• Instructions for the task: Among the entries below, find the lines holding "value" and copy them.

• Source data:
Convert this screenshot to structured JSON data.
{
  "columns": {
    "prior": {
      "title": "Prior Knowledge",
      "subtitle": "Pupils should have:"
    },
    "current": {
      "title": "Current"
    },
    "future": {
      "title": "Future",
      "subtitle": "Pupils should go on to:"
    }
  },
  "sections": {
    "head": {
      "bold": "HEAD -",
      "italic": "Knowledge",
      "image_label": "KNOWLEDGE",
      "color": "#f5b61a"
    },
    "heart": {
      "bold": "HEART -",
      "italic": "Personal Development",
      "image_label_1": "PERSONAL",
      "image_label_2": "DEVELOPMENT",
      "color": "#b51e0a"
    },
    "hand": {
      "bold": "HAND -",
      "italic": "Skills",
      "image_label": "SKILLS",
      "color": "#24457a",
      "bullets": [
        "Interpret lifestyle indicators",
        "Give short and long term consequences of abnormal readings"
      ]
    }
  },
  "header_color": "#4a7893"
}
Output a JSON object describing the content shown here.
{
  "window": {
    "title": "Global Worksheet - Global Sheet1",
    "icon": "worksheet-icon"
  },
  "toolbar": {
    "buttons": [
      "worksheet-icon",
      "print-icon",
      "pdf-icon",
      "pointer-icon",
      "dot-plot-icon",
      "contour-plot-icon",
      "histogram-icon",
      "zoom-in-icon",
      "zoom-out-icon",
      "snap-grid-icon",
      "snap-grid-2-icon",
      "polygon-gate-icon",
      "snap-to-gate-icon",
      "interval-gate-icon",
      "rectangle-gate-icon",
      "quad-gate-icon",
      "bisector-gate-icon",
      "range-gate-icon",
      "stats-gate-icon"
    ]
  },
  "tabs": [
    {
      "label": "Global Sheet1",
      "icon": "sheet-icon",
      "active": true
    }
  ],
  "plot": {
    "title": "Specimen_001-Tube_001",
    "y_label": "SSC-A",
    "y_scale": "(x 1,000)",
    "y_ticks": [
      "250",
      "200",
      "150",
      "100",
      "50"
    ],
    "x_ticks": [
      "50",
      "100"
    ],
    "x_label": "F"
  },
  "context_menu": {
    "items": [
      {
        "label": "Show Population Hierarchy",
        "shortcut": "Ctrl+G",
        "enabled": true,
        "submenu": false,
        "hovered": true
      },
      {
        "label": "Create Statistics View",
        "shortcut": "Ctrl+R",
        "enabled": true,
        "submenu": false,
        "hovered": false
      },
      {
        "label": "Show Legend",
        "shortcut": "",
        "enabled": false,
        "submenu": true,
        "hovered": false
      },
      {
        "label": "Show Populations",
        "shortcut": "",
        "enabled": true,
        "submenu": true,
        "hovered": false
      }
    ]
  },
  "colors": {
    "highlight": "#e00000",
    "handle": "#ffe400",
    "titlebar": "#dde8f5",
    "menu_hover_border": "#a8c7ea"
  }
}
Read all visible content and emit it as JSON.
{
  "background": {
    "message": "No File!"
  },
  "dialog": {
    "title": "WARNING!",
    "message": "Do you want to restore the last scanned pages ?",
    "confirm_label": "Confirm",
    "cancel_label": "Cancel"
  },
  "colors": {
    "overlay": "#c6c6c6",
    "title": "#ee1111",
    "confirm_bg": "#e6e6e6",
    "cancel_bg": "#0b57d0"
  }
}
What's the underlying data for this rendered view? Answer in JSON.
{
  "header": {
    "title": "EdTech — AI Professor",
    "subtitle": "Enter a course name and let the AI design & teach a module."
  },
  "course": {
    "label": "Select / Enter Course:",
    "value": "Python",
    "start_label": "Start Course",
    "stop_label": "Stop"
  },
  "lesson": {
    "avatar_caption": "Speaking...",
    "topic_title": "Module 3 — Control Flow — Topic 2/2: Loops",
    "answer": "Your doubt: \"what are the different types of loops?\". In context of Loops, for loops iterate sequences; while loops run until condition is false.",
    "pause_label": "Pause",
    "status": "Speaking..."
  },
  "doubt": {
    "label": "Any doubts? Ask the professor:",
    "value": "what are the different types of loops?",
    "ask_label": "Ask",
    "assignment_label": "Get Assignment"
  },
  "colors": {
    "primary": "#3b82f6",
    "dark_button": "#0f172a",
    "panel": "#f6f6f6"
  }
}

• Solution for this exercise:
    "value": "Python",
    "value": "what are the different types of loops?",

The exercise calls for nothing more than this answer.